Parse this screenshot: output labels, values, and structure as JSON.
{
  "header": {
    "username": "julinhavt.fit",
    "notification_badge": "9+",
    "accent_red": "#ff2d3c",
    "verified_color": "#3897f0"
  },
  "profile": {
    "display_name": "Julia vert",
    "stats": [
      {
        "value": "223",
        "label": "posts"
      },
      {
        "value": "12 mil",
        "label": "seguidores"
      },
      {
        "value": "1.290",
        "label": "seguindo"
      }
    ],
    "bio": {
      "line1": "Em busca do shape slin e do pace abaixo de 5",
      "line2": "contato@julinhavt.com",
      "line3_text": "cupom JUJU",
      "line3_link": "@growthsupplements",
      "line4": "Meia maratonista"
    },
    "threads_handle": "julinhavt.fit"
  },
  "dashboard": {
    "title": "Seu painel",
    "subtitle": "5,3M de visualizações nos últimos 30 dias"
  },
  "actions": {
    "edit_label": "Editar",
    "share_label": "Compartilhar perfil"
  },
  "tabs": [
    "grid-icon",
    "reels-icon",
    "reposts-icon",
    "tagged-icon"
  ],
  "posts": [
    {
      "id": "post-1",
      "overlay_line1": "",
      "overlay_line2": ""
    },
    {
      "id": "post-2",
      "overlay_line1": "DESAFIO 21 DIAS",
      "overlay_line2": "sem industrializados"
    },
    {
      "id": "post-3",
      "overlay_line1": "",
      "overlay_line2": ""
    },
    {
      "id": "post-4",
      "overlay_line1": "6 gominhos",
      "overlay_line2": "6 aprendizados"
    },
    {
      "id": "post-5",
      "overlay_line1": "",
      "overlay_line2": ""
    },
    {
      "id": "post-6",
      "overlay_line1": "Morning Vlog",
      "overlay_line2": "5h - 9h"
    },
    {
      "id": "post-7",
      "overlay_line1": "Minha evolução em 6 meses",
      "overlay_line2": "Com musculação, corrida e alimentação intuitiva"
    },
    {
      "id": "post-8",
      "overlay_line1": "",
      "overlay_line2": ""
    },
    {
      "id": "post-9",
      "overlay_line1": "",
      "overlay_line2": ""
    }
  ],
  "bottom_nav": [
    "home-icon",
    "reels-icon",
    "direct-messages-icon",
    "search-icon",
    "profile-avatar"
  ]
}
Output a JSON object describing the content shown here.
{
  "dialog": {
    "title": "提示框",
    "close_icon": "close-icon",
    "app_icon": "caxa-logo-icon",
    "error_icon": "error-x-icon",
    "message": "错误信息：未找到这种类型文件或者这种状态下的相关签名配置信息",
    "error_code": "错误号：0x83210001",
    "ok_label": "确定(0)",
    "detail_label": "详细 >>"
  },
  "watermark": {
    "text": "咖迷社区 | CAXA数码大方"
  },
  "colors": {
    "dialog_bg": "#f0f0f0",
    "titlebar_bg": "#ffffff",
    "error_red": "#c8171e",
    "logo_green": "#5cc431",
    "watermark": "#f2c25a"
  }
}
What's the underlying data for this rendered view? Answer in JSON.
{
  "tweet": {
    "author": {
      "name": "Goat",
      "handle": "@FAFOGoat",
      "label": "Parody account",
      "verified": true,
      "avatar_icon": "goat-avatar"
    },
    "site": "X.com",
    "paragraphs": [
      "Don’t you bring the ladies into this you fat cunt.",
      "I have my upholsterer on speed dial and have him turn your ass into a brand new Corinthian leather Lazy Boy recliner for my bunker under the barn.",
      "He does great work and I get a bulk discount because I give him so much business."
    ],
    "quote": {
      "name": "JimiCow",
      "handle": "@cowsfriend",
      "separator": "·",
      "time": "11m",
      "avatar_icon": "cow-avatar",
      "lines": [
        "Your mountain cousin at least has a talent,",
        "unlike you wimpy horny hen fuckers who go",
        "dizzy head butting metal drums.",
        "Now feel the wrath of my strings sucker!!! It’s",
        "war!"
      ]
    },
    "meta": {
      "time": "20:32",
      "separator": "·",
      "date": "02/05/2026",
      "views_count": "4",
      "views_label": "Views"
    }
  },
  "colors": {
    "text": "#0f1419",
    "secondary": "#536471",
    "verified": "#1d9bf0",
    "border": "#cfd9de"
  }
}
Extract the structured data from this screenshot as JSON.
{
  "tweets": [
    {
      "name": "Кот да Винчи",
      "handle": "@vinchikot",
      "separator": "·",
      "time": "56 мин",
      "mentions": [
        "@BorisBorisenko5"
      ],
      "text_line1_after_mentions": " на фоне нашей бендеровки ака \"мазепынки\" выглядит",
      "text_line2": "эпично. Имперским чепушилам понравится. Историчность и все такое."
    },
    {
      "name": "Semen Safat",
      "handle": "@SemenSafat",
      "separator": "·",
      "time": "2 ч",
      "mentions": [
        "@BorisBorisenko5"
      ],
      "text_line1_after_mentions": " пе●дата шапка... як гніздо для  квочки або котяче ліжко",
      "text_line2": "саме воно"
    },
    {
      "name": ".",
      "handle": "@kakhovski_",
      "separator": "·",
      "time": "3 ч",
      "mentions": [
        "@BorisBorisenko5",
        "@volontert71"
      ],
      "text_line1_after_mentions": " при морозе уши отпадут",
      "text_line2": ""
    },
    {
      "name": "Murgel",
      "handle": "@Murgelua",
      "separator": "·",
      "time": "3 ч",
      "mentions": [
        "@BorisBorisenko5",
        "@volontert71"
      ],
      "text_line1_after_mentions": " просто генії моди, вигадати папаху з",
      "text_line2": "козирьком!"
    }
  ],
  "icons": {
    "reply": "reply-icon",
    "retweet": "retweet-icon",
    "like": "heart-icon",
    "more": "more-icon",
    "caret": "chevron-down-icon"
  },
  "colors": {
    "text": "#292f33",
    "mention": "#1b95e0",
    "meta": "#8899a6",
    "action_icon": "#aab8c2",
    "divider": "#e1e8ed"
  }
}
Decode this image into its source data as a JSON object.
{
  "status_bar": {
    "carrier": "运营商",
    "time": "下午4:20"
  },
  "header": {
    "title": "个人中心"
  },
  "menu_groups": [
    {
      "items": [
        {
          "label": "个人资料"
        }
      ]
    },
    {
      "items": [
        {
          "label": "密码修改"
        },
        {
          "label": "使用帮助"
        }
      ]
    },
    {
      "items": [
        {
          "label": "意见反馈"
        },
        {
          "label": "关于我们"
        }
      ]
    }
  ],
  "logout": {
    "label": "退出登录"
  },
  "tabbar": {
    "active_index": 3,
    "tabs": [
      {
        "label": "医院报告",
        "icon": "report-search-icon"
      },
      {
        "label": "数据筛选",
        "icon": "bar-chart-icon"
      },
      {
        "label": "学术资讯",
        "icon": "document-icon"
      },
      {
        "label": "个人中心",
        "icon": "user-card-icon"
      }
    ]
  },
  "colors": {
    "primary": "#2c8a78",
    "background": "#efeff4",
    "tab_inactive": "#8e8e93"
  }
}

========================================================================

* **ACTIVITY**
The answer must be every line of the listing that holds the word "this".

* **RESPONSE AREA**
Parse this screenshot: output labels, values, and structure as JSON.
What's the underlying data for this rendered view? Answer in JSON.
      "Don’t you bring the ladies into this you fat cunt.",
Extract the structured data from this screenshot as JSON.
Decode this image into its source data as a JSON object.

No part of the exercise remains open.